* **What you should do**: From the entries that follow, gather each line holding the word "interests".

Website and app data records
==================================================
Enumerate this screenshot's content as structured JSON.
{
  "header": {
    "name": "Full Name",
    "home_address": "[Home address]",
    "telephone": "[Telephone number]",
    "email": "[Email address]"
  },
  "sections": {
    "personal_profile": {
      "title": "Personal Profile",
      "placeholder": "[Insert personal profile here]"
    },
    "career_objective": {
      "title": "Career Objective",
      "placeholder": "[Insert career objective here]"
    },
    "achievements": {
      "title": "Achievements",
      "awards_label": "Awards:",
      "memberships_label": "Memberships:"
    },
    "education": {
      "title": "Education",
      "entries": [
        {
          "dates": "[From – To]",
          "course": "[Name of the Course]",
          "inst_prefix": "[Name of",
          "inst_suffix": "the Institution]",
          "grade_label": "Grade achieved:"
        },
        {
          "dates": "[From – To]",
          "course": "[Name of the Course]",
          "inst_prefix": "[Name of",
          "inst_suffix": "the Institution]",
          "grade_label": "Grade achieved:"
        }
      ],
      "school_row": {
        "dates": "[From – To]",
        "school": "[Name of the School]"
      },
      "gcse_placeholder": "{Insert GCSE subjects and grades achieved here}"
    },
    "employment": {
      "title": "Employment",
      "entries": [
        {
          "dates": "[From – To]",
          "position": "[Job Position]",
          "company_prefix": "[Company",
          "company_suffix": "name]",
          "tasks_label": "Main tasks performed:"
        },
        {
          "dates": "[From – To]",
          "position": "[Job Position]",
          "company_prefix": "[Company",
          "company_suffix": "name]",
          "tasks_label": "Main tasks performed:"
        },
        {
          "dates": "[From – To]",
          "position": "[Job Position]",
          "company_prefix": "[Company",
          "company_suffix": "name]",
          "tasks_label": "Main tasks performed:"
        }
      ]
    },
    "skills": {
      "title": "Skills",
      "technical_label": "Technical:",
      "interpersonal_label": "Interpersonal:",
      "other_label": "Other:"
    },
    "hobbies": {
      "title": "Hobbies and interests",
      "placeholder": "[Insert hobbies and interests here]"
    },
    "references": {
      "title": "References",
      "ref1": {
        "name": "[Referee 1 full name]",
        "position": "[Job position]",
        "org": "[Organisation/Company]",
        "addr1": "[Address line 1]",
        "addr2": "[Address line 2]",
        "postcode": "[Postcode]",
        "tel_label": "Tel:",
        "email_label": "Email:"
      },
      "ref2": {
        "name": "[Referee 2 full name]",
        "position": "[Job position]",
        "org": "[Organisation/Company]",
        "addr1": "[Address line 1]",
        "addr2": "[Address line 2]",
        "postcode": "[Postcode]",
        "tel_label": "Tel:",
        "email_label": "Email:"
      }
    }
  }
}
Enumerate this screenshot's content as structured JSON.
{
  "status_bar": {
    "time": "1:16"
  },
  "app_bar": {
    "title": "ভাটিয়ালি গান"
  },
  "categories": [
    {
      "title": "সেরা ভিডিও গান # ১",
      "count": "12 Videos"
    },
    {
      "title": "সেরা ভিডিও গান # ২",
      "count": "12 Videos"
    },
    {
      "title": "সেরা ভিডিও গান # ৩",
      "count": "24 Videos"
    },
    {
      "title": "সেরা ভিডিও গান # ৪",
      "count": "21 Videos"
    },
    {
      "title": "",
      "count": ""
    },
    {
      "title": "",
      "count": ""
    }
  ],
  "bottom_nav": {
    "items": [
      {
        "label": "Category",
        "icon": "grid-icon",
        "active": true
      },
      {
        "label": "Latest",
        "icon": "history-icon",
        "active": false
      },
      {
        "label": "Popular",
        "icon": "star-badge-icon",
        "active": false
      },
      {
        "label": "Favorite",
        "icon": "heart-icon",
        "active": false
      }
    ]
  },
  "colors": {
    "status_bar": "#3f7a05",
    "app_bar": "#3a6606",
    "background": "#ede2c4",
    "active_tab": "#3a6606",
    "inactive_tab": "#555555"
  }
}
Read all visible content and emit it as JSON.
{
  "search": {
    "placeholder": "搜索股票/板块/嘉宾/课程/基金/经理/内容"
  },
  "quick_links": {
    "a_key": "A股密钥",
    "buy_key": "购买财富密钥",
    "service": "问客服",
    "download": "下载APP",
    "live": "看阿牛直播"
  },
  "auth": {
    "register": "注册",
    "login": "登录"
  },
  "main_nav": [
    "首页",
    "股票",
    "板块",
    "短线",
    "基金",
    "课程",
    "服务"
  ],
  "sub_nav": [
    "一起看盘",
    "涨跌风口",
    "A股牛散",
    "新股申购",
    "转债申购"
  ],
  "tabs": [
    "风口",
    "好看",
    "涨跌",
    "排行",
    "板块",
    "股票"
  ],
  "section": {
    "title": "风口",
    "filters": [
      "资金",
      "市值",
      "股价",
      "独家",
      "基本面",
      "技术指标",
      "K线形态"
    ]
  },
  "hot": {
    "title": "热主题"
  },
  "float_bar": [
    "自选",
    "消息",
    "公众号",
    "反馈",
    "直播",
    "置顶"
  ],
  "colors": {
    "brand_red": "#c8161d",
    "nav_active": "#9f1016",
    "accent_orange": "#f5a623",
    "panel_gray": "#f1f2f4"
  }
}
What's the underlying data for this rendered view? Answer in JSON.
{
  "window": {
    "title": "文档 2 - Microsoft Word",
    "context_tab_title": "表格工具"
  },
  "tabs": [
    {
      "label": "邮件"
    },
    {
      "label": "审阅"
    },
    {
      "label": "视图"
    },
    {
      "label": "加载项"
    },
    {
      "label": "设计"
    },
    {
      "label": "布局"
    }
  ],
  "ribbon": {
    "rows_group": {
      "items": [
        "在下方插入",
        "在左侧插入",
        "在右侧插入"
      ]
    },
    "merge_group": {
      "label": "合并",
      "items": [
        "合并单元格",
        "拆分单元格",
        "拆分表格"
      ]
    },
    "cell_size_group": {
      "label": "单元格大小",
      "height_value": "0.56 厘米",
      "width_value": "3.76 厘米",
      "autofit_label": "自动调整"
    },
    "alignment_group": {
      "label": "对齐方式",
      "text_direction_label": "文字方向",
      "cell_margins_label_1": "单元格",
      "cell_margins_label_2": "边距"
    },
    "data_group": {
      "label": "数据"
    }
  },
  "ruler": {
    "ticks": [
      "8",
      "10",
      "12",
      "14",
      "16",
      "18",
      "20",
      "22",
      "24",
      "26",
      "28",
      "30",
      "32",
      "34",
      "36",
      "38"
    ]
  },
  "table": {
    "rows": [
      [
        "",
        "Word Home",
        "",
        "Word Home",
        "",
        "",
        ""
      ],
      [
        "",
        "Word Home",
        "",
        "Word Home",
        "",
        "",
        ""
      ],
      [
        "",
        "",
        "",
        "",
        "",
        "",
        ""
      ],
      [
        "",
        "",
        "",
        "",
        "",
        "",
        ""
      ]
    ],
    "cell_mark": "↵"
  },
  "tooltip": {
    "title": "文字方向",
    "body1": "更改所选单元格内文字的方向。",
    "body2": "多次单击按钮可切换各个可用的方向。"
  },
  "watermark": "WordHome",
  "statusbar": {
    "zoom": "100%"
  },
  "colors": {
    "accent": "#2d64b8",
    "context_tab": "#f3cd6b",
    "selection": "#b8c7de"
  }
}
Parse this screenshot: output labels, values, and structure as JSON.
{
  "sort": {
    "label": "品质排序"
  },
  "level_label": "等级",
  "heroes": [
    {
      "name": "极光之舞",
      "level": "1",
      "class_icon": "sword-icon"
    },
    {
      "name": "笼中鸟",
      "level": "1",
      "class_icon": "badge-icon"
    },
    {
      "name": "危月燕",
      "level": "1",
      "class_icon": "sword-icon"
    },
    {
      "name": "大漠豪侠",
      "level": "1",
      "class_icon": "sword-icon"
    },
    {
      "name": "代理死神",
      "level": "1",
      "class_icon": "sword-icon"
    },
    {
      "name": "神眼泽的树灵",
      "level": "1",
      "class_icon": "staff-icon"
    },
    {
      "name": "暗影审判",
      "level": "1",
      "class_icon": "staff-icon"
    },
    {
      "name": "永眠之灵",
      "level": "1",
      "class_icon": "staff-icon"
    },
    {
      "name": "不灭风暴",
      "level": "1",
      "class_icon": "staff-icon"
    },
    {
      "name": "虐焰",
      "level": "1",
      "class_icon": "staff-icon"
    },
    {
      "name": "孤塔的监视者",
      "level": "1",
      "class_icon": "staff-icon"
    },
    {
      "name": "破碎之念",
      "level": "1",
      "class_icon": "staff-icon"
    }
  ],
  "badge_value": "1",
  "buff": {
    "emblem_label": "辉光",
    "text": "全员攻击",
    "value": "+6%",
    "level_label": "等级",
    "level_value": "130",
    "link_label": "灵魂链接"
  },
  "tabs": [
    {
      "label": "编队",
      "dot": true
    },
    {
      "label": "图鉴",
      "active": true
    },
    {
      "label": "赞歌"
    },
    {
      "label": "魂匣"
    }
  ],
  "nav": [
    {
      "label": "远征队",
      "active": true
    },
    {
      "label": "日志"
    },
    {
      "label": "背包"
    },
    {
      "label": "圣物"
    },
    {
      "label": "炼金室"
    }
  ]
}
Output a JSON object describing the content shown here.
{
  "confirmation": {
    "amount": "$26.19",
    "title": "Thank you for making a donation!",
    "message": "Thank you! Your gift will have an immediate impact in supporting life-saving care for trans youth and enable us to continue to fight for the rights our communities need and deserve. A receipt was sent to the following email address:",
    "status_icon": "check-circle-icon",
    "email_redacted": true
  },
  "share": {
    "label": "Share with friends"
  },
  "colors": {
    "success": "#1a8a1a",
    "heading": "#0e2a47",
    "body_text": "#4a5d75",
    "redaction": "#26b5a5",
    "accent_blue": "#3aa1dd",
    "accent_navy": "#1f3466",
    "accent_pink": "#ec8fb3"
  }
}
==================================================
* **Your solution**:
      "title": "Hobbies and interests",
      "placeholder": "[Insert hobbies and interests here]"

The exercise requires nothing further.